ALAMEDA -- Edge Innovations, operating out of an aging hangar at Alameda Point since 2001, has created more than a dozen whales, a 5,500-pound snake, a 25-foot man-eating shark, a mummy with 46 servo-valves (trust us, it's cool) and a "Lake of Dreams" colored by the movement of two, skipping, gliding orbs.
Founder Walt Conti's 21-year-old engineering-artistic hybrid of a company has been making film, theme park and technological magic ever since the Stanford grad blazed through David Kelley's IDEO product design "apprentice program" in Palo Alto, graduated to Lucasfilm and landed in the creative pool of film directors and industry titans such as James Cameron ("Titanic," "Avatar"). EI is now a world-class maker of animatronics, a cross-blend of animation and electronics, with an elite client list, multimillion dollar projects and a kid-in-a-garage-making-gizmos mentality.
"It's funny how things turn out," Conti says, embarking on a three-hour interview. "I read an article on 'E.T.' and never thought of working on films."
But Conti and Ty Boyce, a principal of EI at the former naval air station and also a Stanford product, thought a great deal about movement.
"We made robotic arms and had them dance," Conti recalls. "We'd choreograph to music. For me, it was the coolness of motion."
Cameron, recognizing coolness and kindred spirits in these science geeks bent toward butting innovation's edge, hired EI to create underwater magic for "The Abyss" (1989) and "Free Willy" (1993).
In May 2011, he hired them to send him to the deepest part of the ocean. Even more terrifying, he hired them to bring him back.
Cameron was secretly working with a hand-picked team of submersion experts to design the Deepsea Challenger, a solo-manned, vertical sub capable of descending 35,756 feet (just less than 7 miles) into the Mariana Trench in the western Pacific Ocean. Two U.S. Navy men had reached the remote location in 1960. Their descent took close to six hours and their stay was only 20 minutes long. Cameron intended to go alone, spend hours collecting samples, and shoot a National Geographic Foundation theatrical, 3D documentary film.
Cameron expected to do this in a 43-inch-wide capsule inside a 24-foot submersible vessel bearing about eight tons PSI (pounds of pressure per square inch). He expected to do this with pricey cameras, lights and robotic booms -- each component suspended in salt-protective silicon oil and able to withstand 16,000 PSI. He expected EI to solve the problems confounding his Australian team in the sub's lower pod design and to do it in a record seven months time.
And, Cameron, again, expected to return.
Honed and habituated by the film industry's fast-track timelines, EI's everything-under-one-roof fusion of engineering and fabrication made them perfect for the impossible job with a beastly deadline.
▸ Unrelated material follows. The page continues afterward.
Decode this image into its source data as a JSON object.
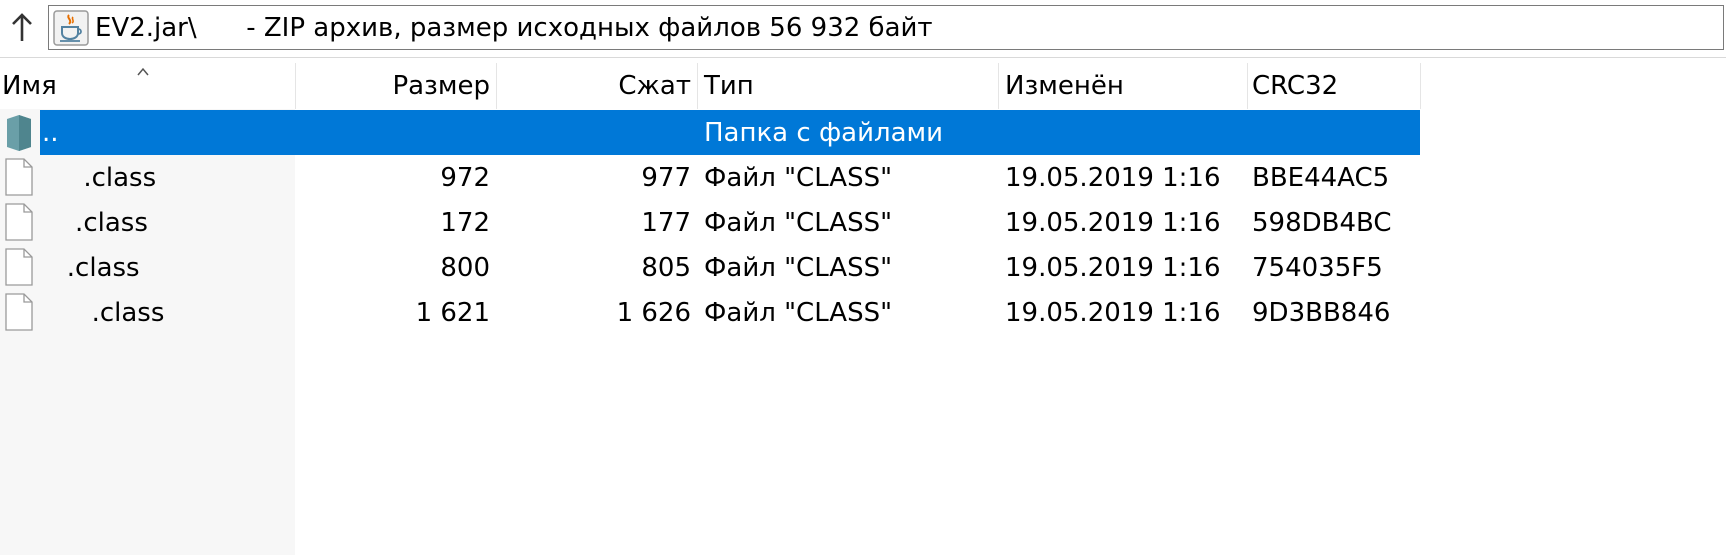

"Jim hired us because we could deliver under pressure and we were outside the box. A submersible company wouldn't jibe with his schedule and his creative ideas," Boyce says.
Still, despite having studied the intimate maneuvers of every underwater sea creature known to man, Conti says 20-second film scenes with animals that go only 100 feet below the water's surface are a far cry from sending a man to what could be his doom.
"The most critical system was the lower third pod and it's integrated system. The mechanical, electrical, hydraulic, and software elements that provide the ballast system were life-or-death. It makes him fall like a rock, but the only way he returns to the surface is by dropping the weights," Conti explains.
On March 26, the steel plates, totaling 1,200 pounds, brought Cameron to the place no lone man has been in record time: two hours, 36 minutes. Tiny, buckshot pellets, dispensed from a hopper under his control, slowed his "landing" and prevented the sub from permanently embedding itself into the ocean floor. Three-and-a-half hours later, Cameron released the weights and rocketed to the surface in a 70-minute ascent.
With Cameron were the makings of the film scheduled to be released this spring. Combined with documentary film of the creation process -- including EI's role in the pioneering achievement -- will be underwater footage of a surreal world.
Lit by Boyce's invention, three pan-shaped fixtures with 700 LED modules casting a five-times-brighter-than-traditional spotlight across a 2-mile wide area, illumination ingenuity made it possible to see a previously invisible land.
Conti is proud that the adventure will cause no environmental harm. The steel plates will release beneficial nutrients as they decay. Offshoot technologies are already leading to future possibilities: improved electromagnetic systems for military vessels, pipelines, oil and gas rigs; enhanced lighting for underwater maintenance and imaging.
"Jim would say, 'The day you decide not to explore, we become a smaller species,' " Conti says. "Pushing technology to open the oceans and space for exploration is grand, with broad implications for the next generation."